Our lack of success on the park, a consistent failure to get amongst the trophies has excluded us from the hostility of the football public and its media. There are few who celebrate our failures with gusto (outside a small minority) which I guess was the cause of such surprise at Villa Park in 2009 and the reaction of their support to our relegation.

Most of the football world, by and large doesn’t give a fuck about us in much the same way we don’t care about Sheffield Wednesday.

That is going to change. And how!

We have to be ready for it. Frankly, I’ll not give a flying one about justifying the root of any success we enjoy. Football as I knew it growing up variously under the Leazes roof, on the terraces of the Milburn and Gallowgate as well as on the benches of the East Stand has gone. The days of deciding to go to Man City the night before a game, piling into a transit sans tickets and all of that palaver is never coming back. The game was up almost thirty years ago when Man Utd, Liverpool, Everton, Arsenal and Tottenham formed the breakaway Premier League to make themselves richer and succeeded spectacularly.

If someone out there that I don’t know who supports a different club resents whatever success comes our way, I really couldn’t give a fuck either way. If they decide they hate us then I’ll think back to the glee of those Man Utd fans who told me it made it even sweeter knowing there was someone in Leeds kicking the cat when they were jumping around with the Premier League trophy again.  

No-one is envious of failure and mediocrity but success will bring a green eyed monster and every effort made to diminish our victories.

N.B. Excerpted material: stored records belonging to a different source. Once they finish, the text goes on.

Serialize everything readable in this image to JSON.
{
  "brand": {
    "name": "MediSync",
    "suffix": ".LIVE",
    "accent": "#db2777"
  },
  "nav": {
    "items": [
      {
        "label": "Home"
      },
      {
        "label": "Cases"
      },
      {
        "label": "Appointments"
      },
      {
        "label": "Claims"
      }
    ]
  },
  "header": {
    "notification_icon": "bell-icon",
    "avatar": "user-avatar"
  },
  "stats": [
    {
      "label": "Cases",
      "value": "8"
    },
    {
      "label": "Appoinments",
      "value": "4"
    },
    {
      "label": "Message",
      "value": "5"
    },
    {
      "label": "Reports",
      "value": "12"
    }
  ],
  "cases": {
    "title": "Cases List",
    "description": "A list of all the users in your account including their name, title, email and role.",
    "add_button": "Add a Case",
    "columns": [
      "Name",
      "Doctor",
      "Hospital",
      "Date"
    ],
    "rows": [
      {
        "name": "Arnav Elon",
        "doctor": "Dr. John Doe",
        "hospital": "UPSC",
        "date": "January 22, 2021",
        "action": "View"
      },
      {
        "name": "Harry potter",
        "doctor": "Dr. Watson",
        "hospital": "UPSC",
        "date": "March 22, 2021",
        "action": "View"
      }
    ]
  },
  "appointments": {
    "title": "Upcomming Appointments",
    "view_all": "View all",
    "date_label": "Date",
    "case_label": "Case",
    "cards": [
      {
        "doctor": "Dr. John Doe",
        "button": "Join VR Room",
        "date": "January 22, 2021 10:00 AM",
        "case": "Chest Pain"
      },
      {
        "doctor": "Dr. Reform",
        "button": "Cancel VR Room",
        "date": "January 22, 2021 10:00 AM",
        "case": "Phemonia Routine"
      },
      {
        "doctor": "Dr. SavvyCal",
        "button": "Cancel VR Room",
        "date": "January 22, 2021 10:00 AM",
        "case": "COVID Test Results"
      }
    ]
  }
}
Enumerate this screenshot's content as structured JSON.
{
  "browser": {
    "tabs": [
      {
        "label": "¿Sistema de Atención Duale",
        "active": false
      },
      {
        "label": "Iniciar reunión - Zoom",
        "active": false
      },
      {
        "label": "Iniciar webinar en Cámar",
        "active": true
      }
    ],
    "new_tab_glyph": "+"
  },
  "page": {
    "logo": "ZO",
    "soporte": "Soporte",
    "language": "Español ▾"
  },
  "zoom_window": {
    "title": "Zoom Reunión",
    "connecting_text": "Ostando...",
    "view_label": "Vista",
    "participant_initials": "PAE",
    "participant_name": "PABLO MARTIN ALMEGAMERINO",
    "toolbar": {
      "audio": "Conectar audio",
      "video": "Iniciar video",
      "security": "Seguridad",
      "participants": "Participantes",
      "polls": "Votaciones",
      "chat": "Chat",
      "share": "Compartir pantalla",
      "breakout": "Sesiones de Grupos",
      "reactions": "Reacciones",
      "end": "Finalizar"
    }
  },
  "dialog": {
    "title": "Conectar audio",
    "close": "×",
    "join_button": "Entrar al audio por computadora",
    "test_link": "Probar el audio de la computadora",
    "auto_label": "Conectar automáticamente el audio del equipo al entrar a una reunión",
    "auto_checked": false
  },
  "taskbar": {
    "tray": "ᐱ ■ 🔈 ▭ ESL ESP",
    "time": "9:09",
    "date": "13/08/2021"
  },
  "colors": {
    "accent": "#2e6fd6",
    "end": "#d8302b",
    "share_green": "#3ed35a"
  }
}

Good, bring it on.

The more unpopular the better and the more successful we become.

Keep On, Keepin’ On …

MICHAEL MARTIN